Capelluti then sued Strege and Waukegan, claiming the suburb endangered his family's safety, and that the information should have been exempt from disclosure under FOIA.
U.S. District Judge James Zagel dismissed Capelluti's case Thursday, finding that Strege is entitled to qualified immunity, because "government officials who perform discretionary functions are protected against civil liability unless 'their conduct ... violate[s] clearly established statutory or constitutional rights of which a reasonable person would have known.'"
Waukegan additionally cannot be held liable for the FOIA release, according to the ruling.
"Neither the Seventh Circuit, nor the Supreme Court has held that the release of the type of information at issue is constitutionally protected under a right to privacy," Zagel wrote. "Plaintiff has not pointed to a case holding to the contrary. What plaintiff does appear to argue is that a perceived violation of FOIA's privacy safeguards is tantamount to a constitutional violation of his privacy rights. This is incorrect. There is nothing in FOIA or in the cases interpreting it to suggest that a violation of privacy within the meaning of FOIA amounts to a constitutional violation. Plaintiff mistakenly conflates these two concepts."
Ultimately the actions of Strege and the city did not amount to conduct that "shocks the conscience," the eight-page opinion states.
"Although plaintiff later asserts that defendants 'acted recklessly,' the assertion is merely conclusory, and it is not supported with facts," Zagel wrote. "Defendants did redact considerable portions of plaintiff's records.
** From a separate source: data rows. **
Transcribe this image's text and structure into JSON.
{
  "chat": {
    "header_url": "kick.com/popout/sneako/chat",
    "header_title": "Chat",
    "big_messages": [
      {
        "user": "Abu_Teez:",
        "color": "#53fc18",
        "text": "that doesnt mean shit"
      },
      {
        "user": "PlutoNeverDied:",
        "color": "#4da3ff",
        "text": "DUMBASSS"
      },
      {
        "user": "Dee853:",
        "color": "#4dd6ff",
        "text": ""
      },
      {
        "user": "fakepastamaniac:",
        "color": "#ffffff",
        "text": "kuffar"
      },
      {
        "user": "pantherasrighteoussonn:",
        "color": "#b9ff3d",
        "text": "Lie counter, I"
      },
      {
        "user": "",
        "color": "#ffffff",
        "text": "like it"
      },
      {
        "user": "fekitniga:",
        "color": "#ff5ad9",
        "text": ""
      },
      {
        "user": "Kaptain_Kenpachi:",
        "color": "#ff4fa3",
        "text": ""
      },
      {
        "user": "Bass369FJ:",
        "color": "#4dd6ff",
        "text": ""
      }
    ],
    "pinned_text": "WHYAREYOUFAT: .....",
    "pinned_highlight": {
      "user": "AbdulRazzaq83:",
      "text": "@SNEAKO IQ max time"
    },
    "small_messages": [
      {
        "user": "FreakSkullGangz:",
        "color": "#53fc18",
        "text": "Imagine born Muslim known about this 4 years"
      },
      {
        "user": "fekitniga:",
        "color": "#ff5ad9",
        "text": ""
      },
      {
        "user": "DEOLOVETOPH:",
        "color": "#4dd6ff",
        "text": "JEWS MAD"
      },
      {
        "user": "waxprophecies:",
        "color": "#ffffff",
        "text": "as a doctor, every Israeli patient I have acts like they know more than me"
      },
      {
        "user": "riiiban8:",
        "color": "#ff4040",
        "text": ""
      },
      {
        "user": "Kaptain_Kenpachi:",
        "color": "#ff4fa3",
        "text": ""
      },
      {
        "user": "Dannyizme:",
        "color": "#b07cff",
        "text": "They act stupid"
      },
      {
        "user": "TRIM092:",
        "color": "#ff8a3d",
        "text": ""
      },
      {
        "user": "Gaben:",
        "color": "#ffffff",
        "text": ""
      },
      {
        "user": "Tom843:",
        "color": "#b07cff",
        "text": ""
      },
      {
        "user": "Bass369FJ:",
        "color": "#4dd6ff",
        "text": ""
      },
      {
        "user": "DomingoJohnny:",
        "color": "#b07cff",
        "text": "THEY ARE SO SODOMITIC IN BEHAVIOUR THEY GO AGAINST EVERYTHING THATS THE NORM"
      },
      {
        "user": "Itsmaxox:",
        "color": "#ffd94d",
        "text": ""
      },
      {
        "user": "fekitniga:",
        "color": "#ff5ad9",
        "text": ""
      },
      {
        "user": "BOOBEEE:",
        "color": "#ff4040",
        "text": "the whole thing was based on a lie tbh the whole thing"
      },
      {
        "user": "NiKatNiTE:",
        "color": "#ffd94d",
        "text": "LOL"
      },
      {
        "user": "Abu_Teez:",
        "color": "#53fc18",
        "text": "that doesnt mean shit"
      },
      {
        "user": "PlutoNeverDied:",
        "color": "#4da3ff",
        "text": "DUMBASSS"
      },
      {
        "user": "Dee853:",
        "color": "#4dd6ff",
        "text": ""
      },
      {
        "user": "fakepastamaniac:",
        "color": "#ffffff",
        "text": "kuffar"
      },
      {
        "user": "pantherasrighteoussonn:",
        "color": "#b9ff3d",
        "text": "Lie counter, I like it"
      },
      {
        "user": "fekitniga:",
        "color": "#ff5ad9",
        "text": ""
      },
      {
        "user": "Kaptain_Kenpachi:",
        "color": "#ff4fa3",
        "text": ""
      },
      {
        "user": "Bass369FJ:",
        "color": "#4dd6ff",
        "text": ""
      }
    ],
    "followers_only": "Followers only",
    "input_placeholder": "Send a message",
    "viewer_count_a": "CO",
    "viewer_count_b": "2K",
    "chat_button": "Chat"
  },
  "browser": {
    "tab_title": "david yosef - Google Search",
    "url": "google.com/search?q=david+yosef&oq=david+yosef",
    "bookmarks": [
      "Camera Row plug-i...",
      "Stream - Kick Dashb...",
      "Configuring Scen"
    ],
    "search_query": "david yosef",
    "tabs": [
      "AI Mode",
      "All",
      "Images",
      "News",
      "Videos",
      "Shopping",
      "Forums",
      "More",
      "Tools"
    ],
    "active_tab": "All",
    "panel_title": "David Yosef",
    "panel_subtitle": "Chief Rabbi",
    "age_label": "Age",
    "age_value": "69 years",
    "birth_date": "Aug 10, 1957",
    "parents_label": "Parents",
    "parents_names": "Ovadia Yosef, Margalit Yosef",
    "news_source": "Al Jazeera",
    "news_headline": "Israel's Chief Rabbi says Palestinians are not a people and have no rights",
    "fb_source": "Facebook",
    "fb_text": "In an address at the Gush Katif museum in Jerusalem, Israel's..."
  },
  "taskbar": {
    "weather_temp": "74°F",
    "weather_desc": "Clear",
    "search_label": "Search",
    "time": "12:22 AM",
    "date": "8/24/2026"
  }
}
Further, even if one were to conclude this redaction was insufficient, I cannot agree that plaintiff has sufficiently alleged culpability that rises above negligence."